In his work with the younger dogs, Torres has been “helping them have a positive experience on the trail, which is a really important job,” said Gibson. “There’s not a lot of people I would trust to take my dogs out so I really appreciate his attentiveness to the dogs and his skill … he’s done quite an incredible job with the young dogs.”
In addition to her racing work, Gibson has been working toward finding a career that will suit her while supporting her passion for racing. Her understanding of the realities of racing as a way of life has matured since she decided at age 4 that she wanted to run the Iditarod.
“The difference between when I was 4 [and] being 22 now is that I can understand that the financial impact and life implications to successfully building a team of your own and running the Iditarod are really, really large,” she said.
Whether or not she runs the Iditarod (“I would not say no to that opportunity,” Gibson said), the care and feeding of 18 dogs requires a substantial commitment of time and funds.
Dog training — a line of work that interested her as a child — has emerged as a focus for Gibson’s vocational energy. After shadowing and then working with trainer Shannon Fharnham in Twisp, Gibson began training dogs in the spring of 2022, and continues to work with pets in the Methow Valley. “I absolutely love doing that,” she said, “and I will still be open for new clients through the summer.”
Next leg of the journey
In the fall Gibson will start a new chapter, one that will include moving to Wisconsin, where she and Torres will work with the Whiteout team while training yearling racing dogs for friends. She doesn’t know yet which races they’ll run in the coming season; that will be decided in conversation with the Wisconsin dog owners. “We definitely have already had a conversation about Canadian Challenge, so that’s a potential,” she said.
Gibson will also enroll at the Tarheel Canine School for Dog Trainers in Sanford, North Carolina. “I’ll be learning how to train police canines and detection dogs for both narcotics and weapons and explosives, as well as pet behavior and pet obedience,” she said, in a course of study that will lead to master trainer certification. Whiteout Racing Kennel will be rebranded as Whiteout Working Dogs, encompassing both racing and training as aspects of Gibson’s work.
Of preparing to move the Whiteout team out of the valley, Gibson said, “We’re getting ready to head out and it’s really made me think back on and appreciate the time that we’ve spent here and the people who have supported us … We’re not gone forever. We’ll certainly be back in the area to say hi, and be a part of the community again … We’re definitely gonna miss it here.”
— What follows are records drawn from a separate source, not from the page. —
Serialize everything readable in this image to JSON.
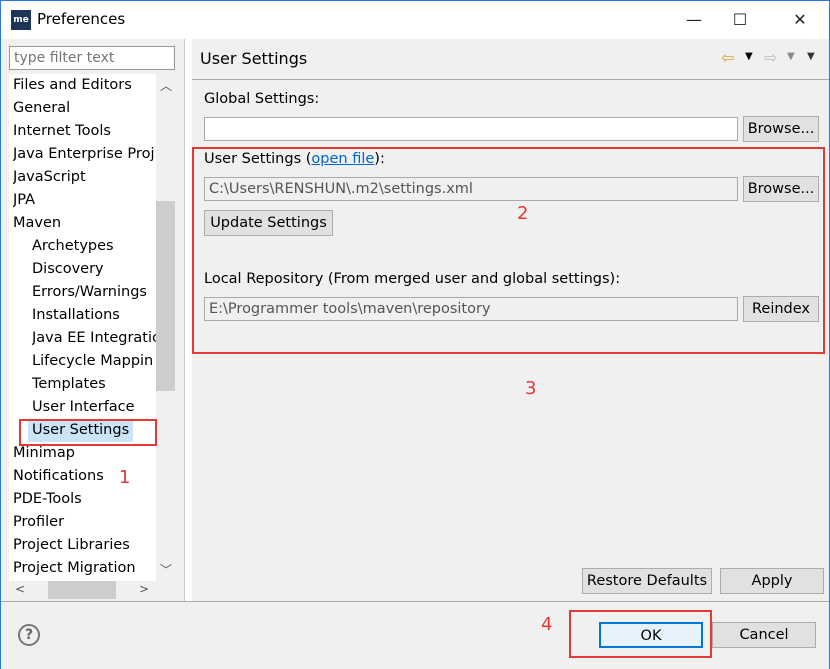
{
  "window": {
    "title": "Preferences",
    "logo": "me",
    "minimize": "—",
    "maximize": "☐",
    "close": "✕"
  },
  "sidebar": {
    "filter_placeholder": "type filter text",
    "items": [
      {
        "label": "Files and Editors",
        "child": false
      },
      {
        "label": "General",
        "child": false
      },
      {
        "label": "Internet Tools",
        "child": false
      },
      {
        "label": "Java Enterprise Proj",
        "child": false
      },
      {
        "label": "JavaScript",
        "child": false
      },
      {
        "label": "JPA",
        "child": false
      },
      {
        "label": "Maven",
        "child": false
      },
      {
        "label": "Archetypes",
        "child": true
      },
      {
        "label": "Discovery",
        "child": true
      },
      {
        "label": "Errors/Warnings",
        "child": true
      },
      {
        "label": "Installations",
        "child": true
      },
      {
        "label": "Java EE Integratic",
        "child": true
      },
      {
        "label": "Lifecycle Mappin",
        "child": true
      },
      {
        "label": "Templates",
        "child": true
      },
      {
        "label": "User Interface",
        "child": true
      },
      {
        "label": "User Settings",
        "child": true,
        "selected": true
      },
      {
        "label": "Minimap",
        "child": false
      },
      {
        "label": "Notifications",
        "child": false
      },
      {
        "label": "PDE-Tools",
        "child": false
      },
      {
        "label": "Profiler",
        "child": false
      },
      {
        "label": "Project Libraries",
        "child": false
      },
      {
        "label": "Project Migration",
        "child": false
      }
    ]
  },
  "page": {
    "title": "User Settings",
    "global_label": "Global Settings:",
    "global_value": "",
    "browse": "Browse...",
    "user_label": "User Settings (",
    "open_file": "open file",
    "user_label_end": "):",
    "user_value": "C:\\Users\\RENSHUN\\.m2\\settings.xml",
    "update": "Update Settings",
    "local_label": "Local Repository (From merged user and global settings):",
    "local_value": "E:\\Programmer tools\\maven\\repository",
    "reindex": "Reindex",
    "restore": "Restore Defaults",
    "apply": "Apply"
  },
  "footer": {
    "help": "?",
    "ok": "OK",
    "cancel": "Cancel"
  },
  "annotations": [
    "1",
    "2",
    "3",
    "4"
  ],
  "colors": {
    "annotation": "#e53935",
    "link": "#0066cc",
    "selection": "#cce4f7"
  }
}
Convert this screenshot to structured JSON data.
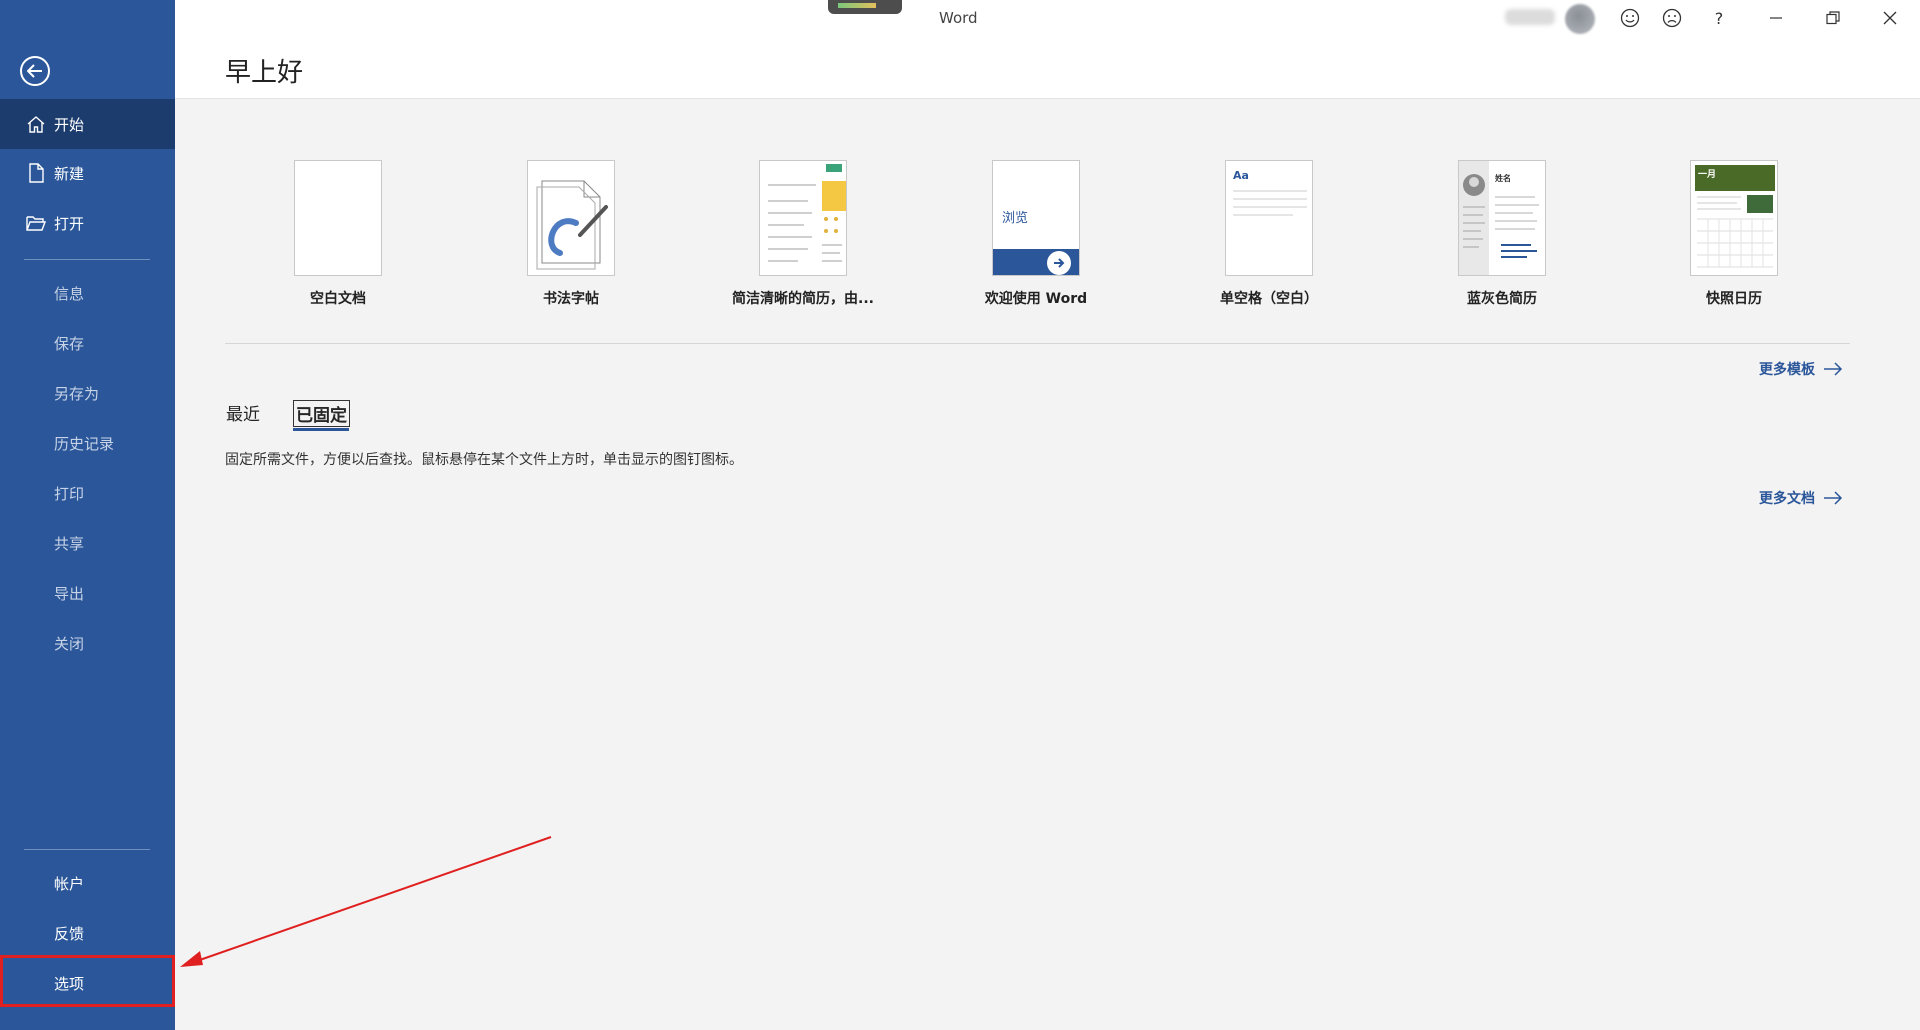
{
  "titlebar": {
    "app_title": "Word",
    "smile_icon": "smiley-icon",
    "frown_icon": "frown-icon",
    "help_label": "?"
  },
  "sidebar": {
    "items": [
      {
        "label": "开始"
      },
      {
        "label": "新建"
      },
      {
        "label": "打开"
      },
      {
        "label": "信息"
      },
      {
        "label": "保存"
      },
      {
        "label": "另存为"
      },
      {
        "label": "历史记录"
      },
      {
        "label": "打印"
      },
      {
        "label": "共享"
      },
      {
        "label": "导出"
      },
      {
        "label": "关闭"
      },
      {
        "label": "帐户"
      },
      {
        "label": "反馈"
      },
      {
        "label": "选项"
      }
    ]
  },
  "main": {
    "greeting": "早上好",
    "templates": [
      {
        "label": "空白文档"
      },
      {
        "label": "书法字帖"
      },
      {
        "label": "简洁清晰的简历，由..."
      },
      {
        "label": "欢迎使用 Word",
        "thumb_text": "浏览"
      },
      {
        "label": "单空格（空白）",
        "thumb_text": "Aa"
      },
      {
        "label": "蓝灰色简历",
        "thumb_text": "姓名"
      },
      {
        "label": "快照日历",
        "thumb_text": "一月"
      }
    ],
    "more_templates": "更多模板",
    "tabs": [
      {
        "label": "最近"
      },
      {
        "label": "已固定"
      }
    ],
    "pinned_message": "固定所需文件，方便以后查找。鼠标悬停在某个文件上方时，单击显示的图钉图标。",
    "more_documents": "更多文档"
  },
  "colors": {
    "sidebar": "#2b579a",
    "sidebar_active": "#1d3c6e",
    "annotation": "#e02020"
  }
}
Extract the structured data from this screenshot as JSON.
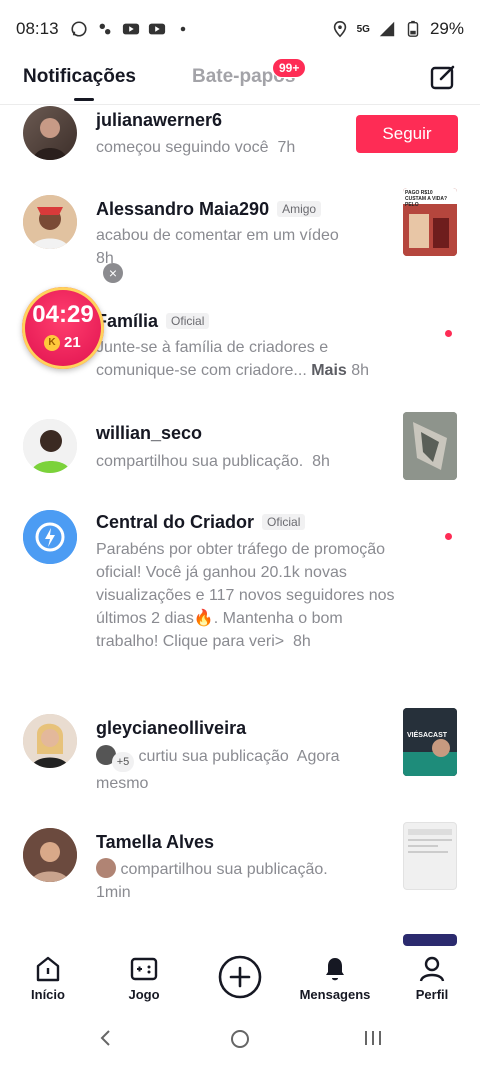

Community has been integral to Gibson’s career so far. The racing community is supportive as well as competitive, said Gibson, speaking of the “unity that is so deeply rooted in the tradition of running sled dogs.”
“There’s a lot of competition,” she said, and yet “if you are in trouble, or your dogs are in trouble or something is going wrong, you can bet that pretty much every single musher that comes by is going to stop and make sure you’re OK and help you if you need it.”
As she looked ahead, Gibson also took time to reflect on the season just completed. “They always say that it’s not about the destination, it’s about the journey, and somebody added on to that and said, ‘it’s about the people that you travel with.’ And I think that that’s been very true for this team … of all of the things that I’ve accomplished, it’s really been the people that I’ve made that journey with that have made it mean more than I ever thought it could, and that includes my dogs, and that includes my family, and that includes friends and the people around us … that to me is what has really mattered with this team.”